** Material shown follows **

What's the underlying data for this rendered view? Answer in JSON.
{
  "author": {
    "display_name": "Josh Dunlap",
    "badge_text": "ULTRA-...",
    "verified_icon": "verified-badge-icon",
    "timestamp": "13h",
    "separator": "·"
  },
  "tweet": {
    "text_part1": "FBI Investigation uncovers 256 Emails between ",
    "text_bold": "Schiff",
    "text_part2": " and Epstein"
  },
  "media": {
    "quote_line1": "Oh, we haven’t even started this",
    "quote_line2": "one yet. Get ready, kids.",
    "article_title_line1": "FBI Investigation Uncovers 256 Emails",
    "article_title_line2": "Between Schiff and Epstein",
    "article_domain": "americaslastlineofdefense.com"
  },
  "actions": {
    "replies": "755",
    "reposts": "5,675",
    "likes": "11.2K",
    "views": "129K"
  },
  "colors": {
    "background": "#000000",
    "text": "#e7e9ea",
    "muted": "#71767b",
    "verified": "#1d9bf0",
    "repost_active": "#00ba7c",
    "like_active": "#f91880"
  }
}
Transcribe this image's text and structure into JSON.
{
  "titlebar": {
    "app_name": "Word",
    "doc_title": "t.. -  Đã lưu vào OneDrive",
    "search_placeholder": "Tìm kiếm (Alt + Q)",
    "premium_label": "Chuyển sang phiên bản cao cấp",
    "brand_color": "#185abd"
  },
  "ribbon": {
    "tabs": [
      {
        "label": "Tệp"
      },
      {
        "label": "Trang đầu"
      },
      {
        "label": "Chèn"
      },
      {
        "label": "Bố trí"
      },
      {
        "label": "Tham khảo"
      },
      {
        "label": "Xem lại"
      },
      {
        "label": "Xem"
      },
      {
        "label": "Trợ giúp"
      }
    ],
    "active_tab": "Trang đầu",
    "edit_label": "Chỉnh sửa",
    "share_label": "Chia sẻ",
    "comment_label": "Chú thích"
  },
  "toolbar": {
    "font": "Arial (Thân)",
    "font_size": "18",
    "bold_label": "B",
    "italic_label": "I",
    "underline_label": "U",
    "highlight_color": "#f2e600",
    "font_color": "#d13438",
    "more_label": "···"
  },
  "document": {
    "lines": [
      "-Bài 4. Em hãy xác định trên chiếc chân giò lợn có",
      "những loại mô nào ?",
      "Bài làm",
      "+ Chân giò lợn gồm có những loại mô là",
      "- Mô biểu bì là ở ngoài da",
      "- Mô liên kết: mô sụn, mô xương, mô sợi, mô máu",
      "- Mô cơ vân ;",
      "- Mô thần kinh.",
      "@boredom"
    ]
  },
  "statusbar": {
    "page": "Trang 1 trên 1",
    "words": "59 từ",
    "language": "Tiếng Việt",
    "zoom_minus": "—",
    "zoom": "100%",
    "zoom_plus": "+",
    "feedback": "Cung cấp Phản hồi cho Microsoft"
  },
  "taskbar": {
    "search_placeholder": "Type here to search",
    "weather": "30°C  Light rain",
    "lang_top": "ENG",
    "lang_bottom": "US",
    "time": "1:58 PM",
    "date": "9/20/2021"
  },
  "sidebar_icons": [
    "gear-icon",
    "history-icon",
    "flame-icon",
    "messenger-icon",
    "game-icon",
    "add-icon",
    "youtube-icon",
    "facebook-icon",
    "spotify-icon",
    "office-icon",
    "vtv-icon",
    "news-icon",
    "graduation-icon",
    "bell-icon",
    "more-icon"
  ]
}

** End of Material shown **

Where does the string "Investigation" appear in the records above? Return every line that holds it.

    "text_part1": "FBI Investigation uncovers 256 Emails between ",
    "article_title_line1": "FBI Investigation Uncovers 256 Emails",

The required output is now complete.